It was in Fulton on March 5, 1946, that Churchill—with Truman seated behind him—defined the “special relationship” that existed between the United States and the United Kingdom. Churchill had planted the seeds of that relationship during World War II with the Atlantic Charter and, after V-E Day, the creation of the United Nations in 1945. In Fulton he spoke of workmen of all nations uniting together to build a “temple of peace” in the postwar world. In many ways, the so-called “iron curtain” speech, which Churchill titled “The Sinews of Peace,” was the culmination of the first chapter of Churchill’s efforts to shape the postwar world with a United States of Europe closely bound with the United States of America.
 
 
Michael Eaton has served as full-time Executive Director of the National Collegiate Conference Association since 2004 and has helped expand National Model UN programming to include more than 6,000 college participants.  Prior to his current position, he was the Director of Enrollment Services and Marketing for the Higher Education Consortium for Urban Affairs (www.hecua.org), an educational nonprofit offering social justice-based off-campus study programs.  He began his undergraduate studies at Georgetown University’s School of Foreign Service and ultimately received his B.A. in Economics, summa cum laude, from Concordia College in Moorhead, MN and his M.A. in Nonprofit Management and the scholar award from Hamline University in St. Paul, MN.  Additional honors include being named a Truman Scholar.  Mr. Eaton has served as an adjunct faculty member at Hamline University in St. Paul, Minnesota, a Trustee of the Center for UN Reform Education and board member and past-President of the United Nations Association of Minnesota.  He is a current member of the Council of Chapters and Regions of UNA-USA and is pursuing a doctorate in international education at the University of Minnesota.  He resides in Minneapolis, Minnesota.

 

 

 

 

 

 

Martin Okpareke is the Volunteer and Out Reach Manager at the Jewish Vocational Service (JVS), Kansas City, Missouri.
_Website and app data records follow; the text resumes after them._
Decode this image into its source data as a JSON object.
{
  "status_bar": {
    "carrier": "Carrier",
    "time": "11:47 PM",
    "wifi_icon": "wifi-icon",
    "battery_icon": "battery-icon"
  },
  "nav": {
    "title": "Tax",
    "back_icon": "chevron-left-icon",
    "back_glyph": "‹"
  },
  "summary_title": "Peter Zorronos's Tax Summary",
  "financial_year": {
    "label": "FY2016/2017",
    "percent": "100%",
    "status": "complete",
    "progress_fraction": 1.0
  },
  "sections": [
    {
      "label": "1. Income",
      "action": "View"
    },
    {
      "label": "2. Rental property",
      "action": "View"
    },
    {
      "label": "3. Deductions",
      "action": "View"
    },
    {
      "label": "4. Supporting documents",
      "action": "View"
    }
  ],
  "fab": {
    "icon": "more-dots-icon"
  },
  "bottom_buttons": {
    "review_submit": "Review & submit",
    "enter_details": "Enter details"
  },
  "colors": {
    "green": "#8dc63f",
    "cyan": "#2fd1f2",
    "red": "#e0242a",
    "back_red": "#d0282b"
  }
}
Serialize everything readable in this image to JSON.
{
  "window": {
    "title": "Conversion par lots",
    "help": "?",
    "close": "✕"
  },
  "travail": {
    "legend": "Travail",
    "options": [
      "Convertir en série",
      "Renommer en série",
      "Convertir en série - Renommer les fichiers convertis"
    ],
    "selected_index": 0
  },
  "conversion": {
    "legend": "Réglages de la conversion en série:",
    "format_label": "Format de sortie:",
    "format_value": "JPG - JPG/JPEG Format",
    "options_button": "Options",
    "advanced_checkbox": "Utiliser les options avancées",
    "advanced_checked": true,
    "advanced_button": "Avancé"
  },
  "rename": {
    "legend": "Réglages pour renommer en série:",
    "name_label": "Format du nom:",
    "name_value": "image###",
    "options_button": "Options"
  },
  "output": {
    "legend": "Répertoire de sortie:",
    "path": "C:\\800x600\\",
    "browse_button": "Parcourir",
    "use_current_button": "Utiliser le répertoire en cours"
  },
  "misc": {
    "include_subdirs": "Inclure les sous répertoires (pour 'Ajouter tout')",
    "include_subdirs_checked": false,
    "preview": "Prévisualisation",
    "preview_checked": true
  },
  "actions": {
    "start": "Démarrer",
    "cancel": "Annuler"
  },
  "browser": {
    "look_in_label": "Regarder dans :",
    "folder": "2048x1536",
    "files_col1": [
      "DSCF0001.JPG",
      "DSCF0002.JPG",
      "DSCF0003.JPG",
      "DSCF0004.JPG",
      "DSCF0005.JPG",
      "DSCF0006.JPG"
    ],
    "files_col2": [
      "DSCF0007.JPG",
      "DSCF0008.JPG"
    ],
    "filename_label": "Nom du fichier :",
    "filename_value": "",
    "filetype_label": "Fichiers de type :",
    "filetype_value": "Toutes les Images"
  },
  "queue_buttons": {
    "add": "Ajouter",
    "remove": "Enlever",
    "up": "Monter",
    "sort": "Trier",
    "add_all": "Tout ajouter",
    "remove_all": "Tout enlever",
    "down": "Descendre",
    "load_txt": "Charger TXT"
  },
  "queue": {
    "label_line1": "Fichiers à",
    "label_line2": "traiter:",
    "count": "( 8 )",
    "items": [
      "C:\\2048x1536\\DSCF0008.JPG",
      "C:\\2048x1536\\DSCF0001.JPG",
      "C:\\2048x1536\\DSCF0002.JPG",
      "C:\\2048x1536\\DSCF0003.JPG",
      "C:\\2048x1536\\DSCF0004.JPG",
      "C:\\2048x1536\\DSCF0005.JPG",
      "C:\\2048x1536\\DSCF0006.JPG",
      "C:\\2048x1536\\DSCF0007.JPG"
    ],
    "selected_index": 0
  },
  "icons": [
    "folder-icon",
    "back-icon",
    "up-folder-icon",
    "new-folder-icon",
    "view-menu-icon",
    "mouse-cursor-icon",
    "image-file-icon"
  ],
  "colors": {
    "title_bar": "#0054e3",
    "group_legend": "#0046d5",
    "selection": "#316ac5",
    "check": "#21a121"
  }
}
Mr. Okpareke, through his many positions at both Don Bosco and JVS, has assisted thousands of refugee and immigrants from over nine countries become self-sufficient through employment, relationship skills training and financial literacy training and matching them with American mentors.  Originally from Nigeria, he obtained political asylum status in the United States in 1997. He worked for Don Bosco as a refugee job placement specialist for four years and for the past fourteen years has been with JVS changing one life at a time and building strong relationship amongst immigrant communities and the local Kansas City community. He is actively involved in community organizing; serving on several boards and advisory councils like the Kansas City Police Department Office of Community Complaints (advisory), Synergy Services (board member), Reconciliation Services (board member), Kansas City Worker Justice (board member), Jackson County Mental Health Fund Cultural Competency Advisory Council and many other local community organizations. Mr. Okpareke holds a Public Administration degree from Park University.